(App and web page records)
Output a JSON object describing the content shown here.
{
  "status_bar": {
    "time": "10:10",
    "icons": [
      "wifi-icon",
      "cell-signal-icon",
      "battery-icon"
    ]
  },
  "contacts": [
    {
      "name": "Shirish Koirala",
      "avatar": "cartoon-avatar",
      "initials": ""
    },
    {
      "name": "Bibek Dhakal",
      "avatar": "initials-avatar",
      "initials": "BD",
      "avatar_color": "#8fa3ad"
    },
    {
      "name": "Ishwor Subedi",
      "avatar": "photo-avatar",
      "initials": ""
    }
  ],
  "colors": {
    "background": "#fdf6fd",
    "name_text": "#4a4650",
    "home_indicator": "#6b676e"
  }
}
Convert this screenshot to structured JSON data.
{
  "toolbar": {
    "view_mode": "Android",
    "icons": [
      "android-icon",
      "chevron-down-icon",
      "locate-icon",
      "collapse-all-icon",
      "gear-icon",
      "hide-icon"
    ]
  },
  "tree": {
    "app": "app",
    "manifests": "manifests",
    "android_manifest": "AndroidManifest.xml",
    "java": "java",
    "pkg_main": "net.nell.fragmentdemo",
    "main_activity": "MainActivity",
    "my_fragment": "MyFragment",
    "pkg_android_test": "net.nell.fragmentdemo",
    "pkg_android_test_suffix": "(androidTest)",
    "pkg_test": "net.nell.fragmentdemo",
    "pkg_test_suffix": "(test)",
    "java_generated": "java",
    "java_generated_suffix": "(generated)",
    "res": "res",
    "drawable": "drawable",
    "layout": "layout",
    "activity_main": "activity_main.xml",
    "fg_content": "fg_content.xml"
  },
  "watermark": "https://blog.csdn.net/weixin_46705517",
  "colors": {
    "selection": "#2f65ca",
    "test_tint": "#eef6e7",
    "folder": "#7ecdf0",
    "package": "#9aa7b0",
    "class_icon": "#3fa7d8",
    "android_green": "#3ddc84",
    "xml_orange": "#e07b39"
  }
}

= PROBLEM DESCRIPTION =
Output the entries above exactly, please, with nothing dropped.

= SOLVED PROBLEM =
Output a JSON object describing the content shown here.
{
  "status_bar": {
    "time": "10:10",
    "icons": [
      "wifi-icon",
      "cell-signal-icon",
      "battery-icon"
    ]
  },
  "contacts": [
    {
      "name": "Shirish Koirala",
      "avatar": "cartoon-avatar",
      "initials": ""
    },
    {
      "name": "Bibek Dhakal",
      "avatar": "initials-avatar",
      "initials": "BD",
      "avatar_color": "#8fa3ad"
    },
    {
      "name": "Ishwor Subedi",
      "avatar": "photo-avatar",
      "initials": ""
    }
  ],
  "colors": {
    "background": "#fdf6fd",
    "name_text": "#4a4650",
    "home_indicator": "#6b676e"
  }
}
Convert this screenshot to structured JSON data.
{
  "toolbar": {
    "view_mode": "Android",
    "icons": [
      "android-icon",
      "chevron-down-icon",
      "locate-icon",
      "collapse-all-icon",
      "gear-icon",
      "hide-icon"
    ]
  },
  "tree": {
    "app": "app",
    "manifests": "manifests",
    "android_manifest": "AndroidManifest.xml",
    "java": "java",
    "pkg_main": "net.nell.fragmentdemo",
    "main_activity": "MainActivity",
    "my_fragment": "MyFragment",
    "pkg_android_test": "net.nell.fragmentdemo",
    "pkg_android_test_suffix": "(androidTest)",
    "pkg_test": "net.nell.fragmentdemo",
    "pkg_test_suffix": "(test)",
    "java_generated": "java",
    "java_generated_suffix": "(generated)",
    "res": "res",
    "drawable": "drawable",
    "layout": "layout",
    "activity_main": "activity_main.xml",
    "fg_content": "fg_content.xml"
  },
  "watermark": "https://blog.csdn.net/weixin_46705517",
  "colors": {
    "selection": "#2f65ca",
    "test_tint": "#eef6e7",
    "folder": "#7ecdf0",
    "package": "#9aa7b0",
    "class_icon": "#3fa7d8",
    "android_green": "#3ddc84",
    "xml_orange": "#e07b39"
  }
}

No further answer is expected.